Locate the string "more" in the records below. Copy every line where it occurs.
────
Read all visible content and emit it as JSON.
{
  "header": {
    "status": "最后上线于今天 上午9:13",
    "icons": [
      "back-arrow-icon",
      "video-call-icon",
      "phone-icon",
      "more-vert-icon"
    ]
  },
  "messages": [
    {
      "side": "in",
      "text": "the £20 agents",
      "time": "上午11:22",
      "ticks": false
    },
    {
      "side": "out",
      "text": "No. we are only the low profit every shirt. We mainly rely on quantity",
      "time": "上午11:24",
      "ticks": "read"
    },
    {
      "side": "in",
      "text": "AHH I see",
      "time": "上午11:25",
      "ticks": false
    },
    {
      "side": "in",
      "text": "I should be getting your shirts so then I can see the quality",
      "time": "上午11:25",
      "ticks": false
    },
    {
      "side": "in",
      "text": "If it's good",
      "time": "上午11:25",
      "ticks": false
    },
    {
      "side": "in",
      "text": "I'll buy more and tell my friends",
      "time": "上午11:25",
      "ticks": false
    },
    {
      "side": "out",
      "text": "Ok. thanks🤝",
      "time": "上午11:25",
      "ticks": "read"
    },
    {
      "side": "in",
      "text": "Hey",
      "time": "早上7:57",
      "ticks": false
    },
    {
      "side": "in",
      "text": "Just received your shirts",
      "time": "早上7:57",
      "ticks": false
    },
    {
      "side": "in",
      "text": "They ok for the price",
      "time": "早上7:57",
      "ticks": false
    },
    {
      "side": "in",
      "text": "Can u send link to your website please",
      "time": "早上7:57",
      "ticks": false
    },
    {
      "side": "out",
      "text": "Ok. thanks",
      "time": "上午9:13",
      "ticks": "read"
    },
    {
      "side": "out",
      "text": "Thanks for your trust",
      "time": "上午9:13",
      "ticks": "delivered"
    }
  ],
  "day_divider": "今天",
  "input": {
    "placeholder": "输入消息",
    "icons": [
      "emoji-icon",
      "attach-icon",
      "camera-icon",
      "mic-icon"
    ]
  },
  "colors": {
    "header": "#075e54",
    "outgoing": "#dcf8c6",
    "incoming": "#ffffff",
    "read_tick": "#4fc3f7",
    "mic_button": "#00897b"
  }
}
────
- _Exercise solution_
      "more-vert-icon"
      "text": "I'll buy more and tell my friends",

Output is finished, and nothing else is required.